● Task item: Without the pictures, retype each line below exactly as it stands.

● Data records:
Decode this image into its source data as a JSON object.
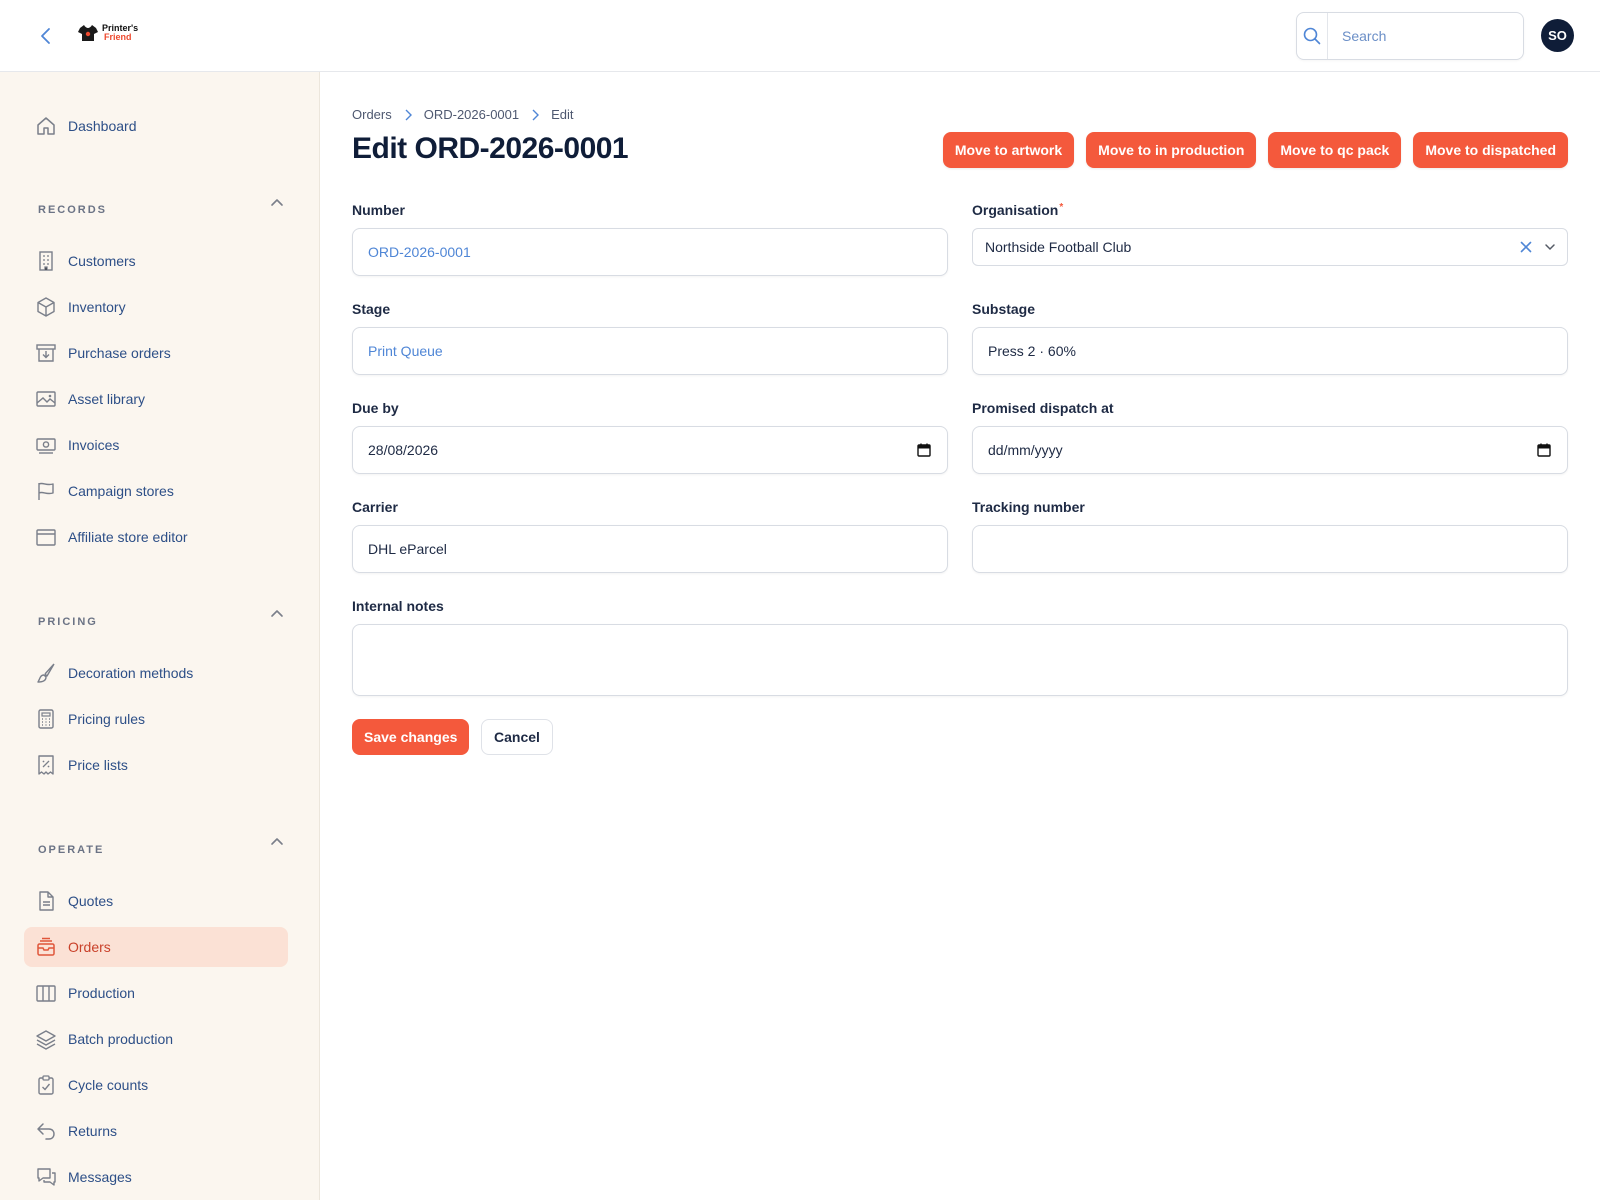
{
  "header": {
    "logo_line1": "Printer's",
    "logo_line2": "Friend",
    "search_placeholder": "Search",
    "avatar_initials": "SO"
  },
  "sidebar": {
    "dashboard": "Dashboard",
    "records_title": "RECORDS",
    "records": [
      "Customers",
      "Inventory",
      "Purchase orders",
      "Asset library",
      "Invoices",
      "Campaign stores",
      "Affiliate store editor"
    ],
    "pricing_title": "PRICING",
    "pricing": [
      "Decoration methods",
      "Pricing rules",
      "Price lists"
    ],
    "operate_title": "OPERATE",
    "operate": [
      "Quotes",
      "Orders",
      "Production",
      "Batch production",
      "Cycle counts",
      "Returns",
      "Messages"
    ],
    "active_item": "Orders"
  },
  "breadcrumb": [
    "Orders",
    "ORD-2026-0001",
    "Edit"
  ],
  "page_title": "Edit ORD-2026-0001",
  "actions": [
    "Move to artwork",
    "Move to in production",
    "Move to qc pack",
    "Move to dispatched"
  ],
  "form": {
    "number_label": "Number",
    "number_value": "ORD-2026-0001",
    "organisation_label": "Organisation",
    "organisation_required": "*",
    "organisation_value": "Northside Football Club",
    "stage_label": "Stage",
    "stage_value": "Print Queue",
    "substage_label": "Substage",
    "substage_value": "Press 2 · 60%",
    "due_by_label": "Due by",
    "due_by_value": "28/08/2026",
    "promised_label": "Promised dispatch at",
    "promised_placeholder": "dd/mm/yyyy",
    "carrier_label": "Carrier",
    "carrier_value": "DHL eParcel",
    "tracking_label": "Tracking number",
    "tracking_value": "",
    "notes_label": "Internal notes",
    "notes_value": ""
  },
  "buttons": {
    "save": "Save changes",
    "cancel": "Cancel"
  },
  "colors": {
    "accent": "#f4593c",
    "sidebar_bg": "#fbf6ef",
    "active_bg": "#fbe1d5",
    "nav_text": "#2d4f87",
    "title": "#0f1d38"
  }
}
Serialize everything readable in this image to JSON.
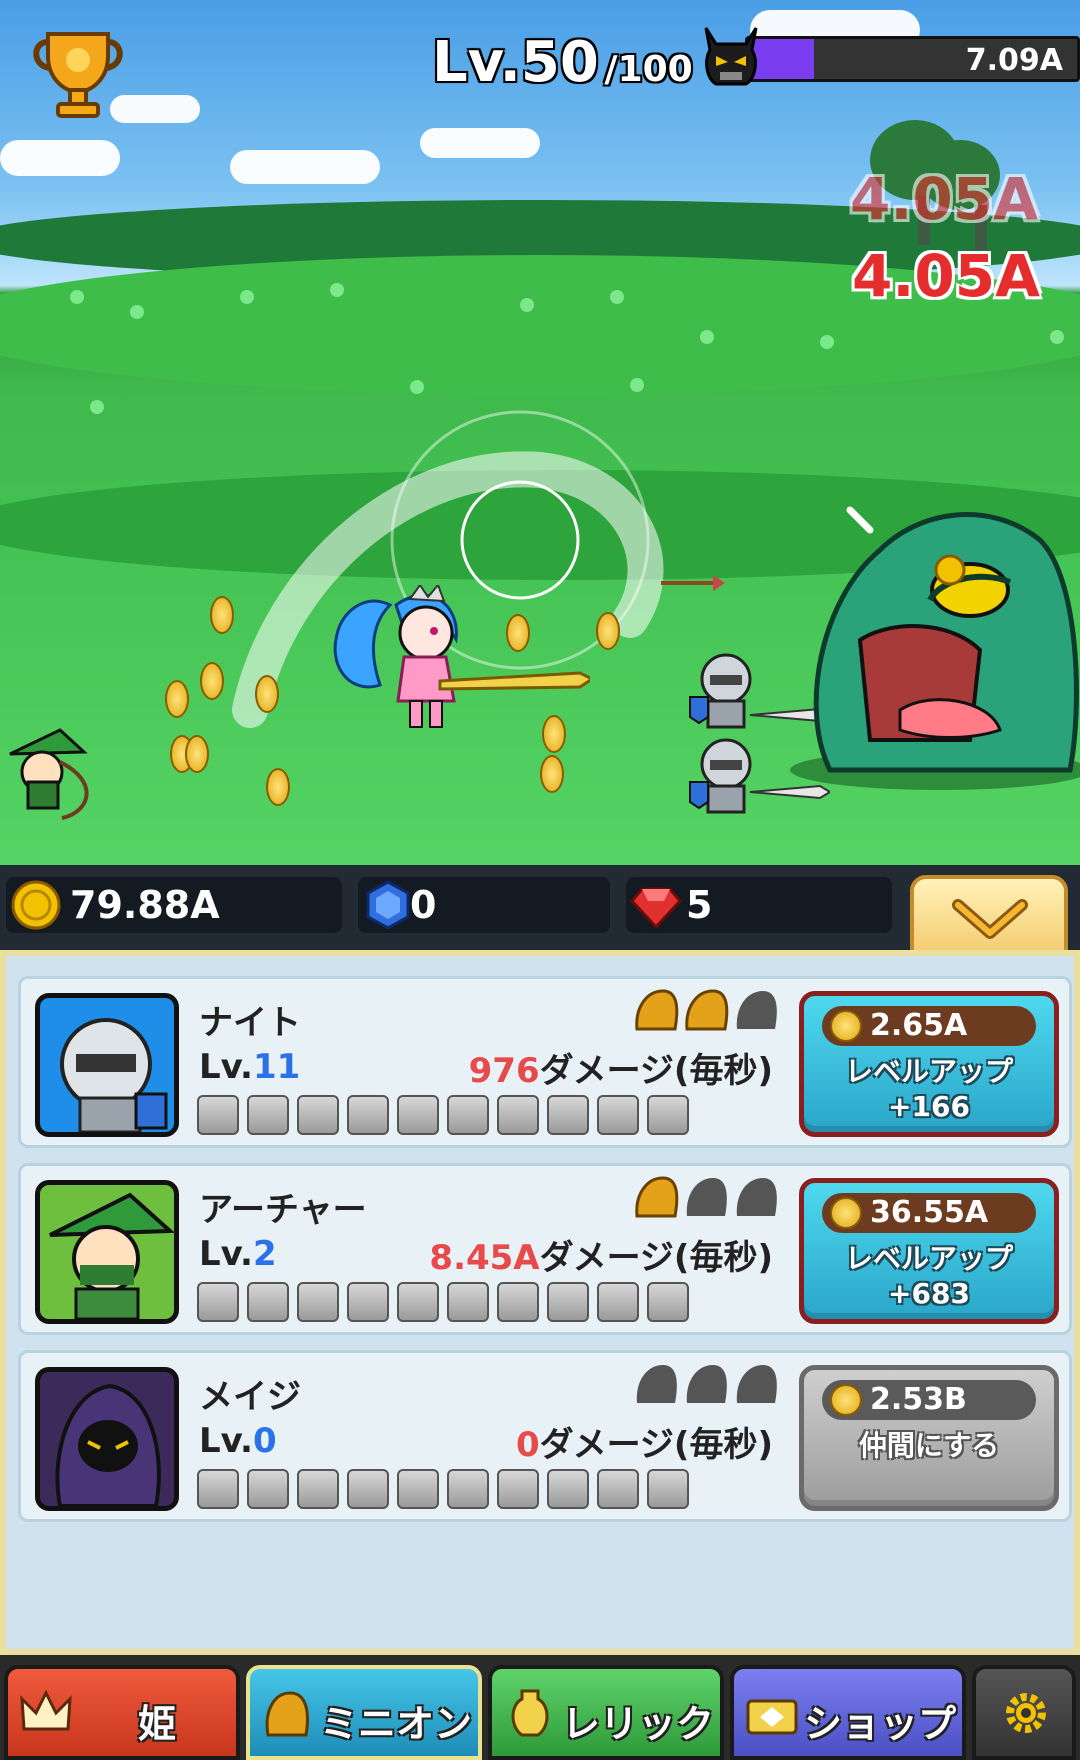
{
  "header": {
    "level_label": "Lv.",
    "level_value": "50",
    "level_max": "/100",
    "boss_hp_text": "7.09A",
    "boss_hp_fraction": 0.2
  },
  "damage_popups": [
    "4.05A",
    "4.05A"
  ],
  "resources": {
    "gold": "79.88A",
    "blue_gems": "0",
    "red_gems": "5"
  },
  "minions": [
    {
      "name": "ナイト",
      "level_prefix": "Lv.",
      "level": "11",
      "dps_value": "976",
      "dps_suffix": "ダメージ(毎秒)",
      "stars": 2,
      "button_price": "2.65A",
      "button_label": "レベルアップ",
      "button_bonus": "+166",
      "button_state": "active"
    },
    {
      "name": "アーチャー",
      "level_prefix": "Lv.",
      "level": "2",
      "dps_value": "8.45A",
      "dps_suffix": "ダメージ(毎秒)",
      "stars": 1,
      "button_price": "36.55A",
      "button_label": "レベルアップ",
      "button_bonus": "+683",
      "button_state": "active"
    },
    {
      "name": "メイジ",
      "level_prefix": "Lv.",
      "level": "0",
      "dps_value": "0",
      "dps_suffix": "ダメージ(毎秒)",
      "stars": 0,
      "button_price": "2.53B",
      "button_label": "仲間にする",
      "button_bonus": "",
      "button_state": "disabled"
    }
  ],
  "nav": {
    "princess": "姫",
    "minion": "ミニオン",
    "relic": "レリック",
    "shop": "ショップ"
  },
  "icons": {
    "trophy": "trophy-icon",
    "boss": "demon-skull-icon",
    "gold": "gold-coin-icon",
    "blue_gem": "blue-gem-icon",
    "red_gem": "ruby-icon",
    "collapse": "chevron-down-icon",
    "settings": "gear-icon"
  },
  "colors": {
    "level_number": "#2a72e8",
    "dps_number": "#e84a4a",
    "damage_popup": "#e52d2d",
    "hp_fill": "#7a3ef0"
  }
}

● Result:
Decode this image into its source data as a JSON object.
{
  "header": {
    "logo_line1": "Printer's",
    "logo_line2": "Friend",
    "search_placeholder": "Search",
    "avatar_initials": "SO"
  },
  "sidebar": {
    "dashboard": "Dashboard",
    "records_title": "RECORDS",
    "records": [
      "Customers",
      "Inventory",
      "Purchase orders",
      "Asset library",
      "Invoices",
      "Campaign stores",
      "Affiliate store editor"
    ],
    "pricing_title": "PRICING",
    "pricing": [
      "Decoration methods",
      "Pricing rules",
      "Price lists"
    ],
    "operate_title": "OPERATE",
    "operate": [
      "Quotes",
      "Orders",
      "Production",
      "Batch production",
      "Cycle counts",
      "Returns",
      "Messages"
    ],
    "active_item": "Orders"
  },
  "breadcrumb": [
    "Orders",
    "ORD-2026-0001",
    "Edit"
  ],
  "page_title": "Edit ORD-2026-0001",
  "actions": [
    "Move to artwork",
    "Move to in production",
    "Move to qc pack",
    "Move to dispatched"
  ],
  "form": {
    "number_label": "Number",
    "number_value": "ORD-2026-0001",
    "organisation_label": "Organisation",
    "organisation_required": "*",
    "organisation_value": "Northside Football Club",
    "stage_label": "Stage",
    "stage_value": "Print Queue",
    "substage_label": "Substage",
    "substage_value": "Press 2 · 60%",
    "due_by_label": "Due by",
    "due_by_value": "28/08/2026",
    "promised_label": "Promised dispatch at",
    "promised_placeholder": "dd/mm/yyyy",
    "carrier_label": "Carrier",
    "carrier_value": "DHL eParcel",
    "tracking_label": "Tracking number",
    "tracking_value": "",
    "notes_label": "Internal notes",
    "notes_value": ""
  },
  "buttons": {
    "save": "Save changes",
    "cancel": "Cancel"
  },
  "colors": {
    "accent": "#f4593c",
    "sidebar_bg": "#fbf6ef",
    "active_bg": "#fbe1d5",
    "nav_text": "#2d4f87",
    "title": "#0f1d38"
  }
}
Serialize everything readable in this image to JSON.
{
  "header": {
    "level_label": "Lv.",
    "level_value": "50",
    "level_max": "/100",
    "boss_hp_text": "7.09A",
    "boss_hp_fraction": 0.2
  },
  "damage_popups": [
    "4.05A",
    "4.05A"
  ],
  "resources": {
    "gold": "79.88A",
    "blue_gems": "0",
    "red_gems": "5"
  },
  "minions": [
    {
      "name": "ナイト",
      "level_prefix": "Lv.",
      "level": "11",
      "dps_value": "976",
      "dps_suffix": "ダメージ(毎秒)",
      "stars": 2,
      "button_price": "2.65A",
      "button_label": "レベルアップ",
      "button_bonus": "+166",
      "button_state": "active"
    },
    {
      "name": "アーチャー",
      "level_prefix": "Lv.",
      "level": "2",
      "dps_value": "8.45A",
      "dps_suffix": "ダメージ(毎秒)",
      "stars": 1,
      "button_price": "36.55A",
      "button_label": "レベルアップ",
      "button_bonus": "+683",
      "button_state": "active"
    },
    {
      "name": "メイジ",
      "level_prefix": "Lv.",
      "level": "0",
      "dps_value": "0",
      "dps_suffix": "ダメージ(毎秒)",
      "stars": 0,
      "button_price": "2.53B",
      "button_label": "仲間にする",
      "button_bonus": "",
      "button_state": "disabled"
    }
  ],
  "nav": {
    "princess": "姫",
    "minion": "ミニオン",
    "relic": "レリック",
    "shop": "ショップ"
  },
  "icons": {
    "trophy": "trophy-icon",
    "boss": "demon-skull-icon",
    "gold": "gold-coin-icon",
    "blue_gem": "blue-gem-icon",
    "red_gem": "ruby-icon",
    "collapse": "chevron-down-icon",
    "settings": "gear-icon"
  },
  "colors": {
    "level_number": "#2a72e8",
    "dps_number": "#e84a4a",
    "damage_popup": "#e52d2d",
    "hp_fill": "#7a3ef0"
  }
}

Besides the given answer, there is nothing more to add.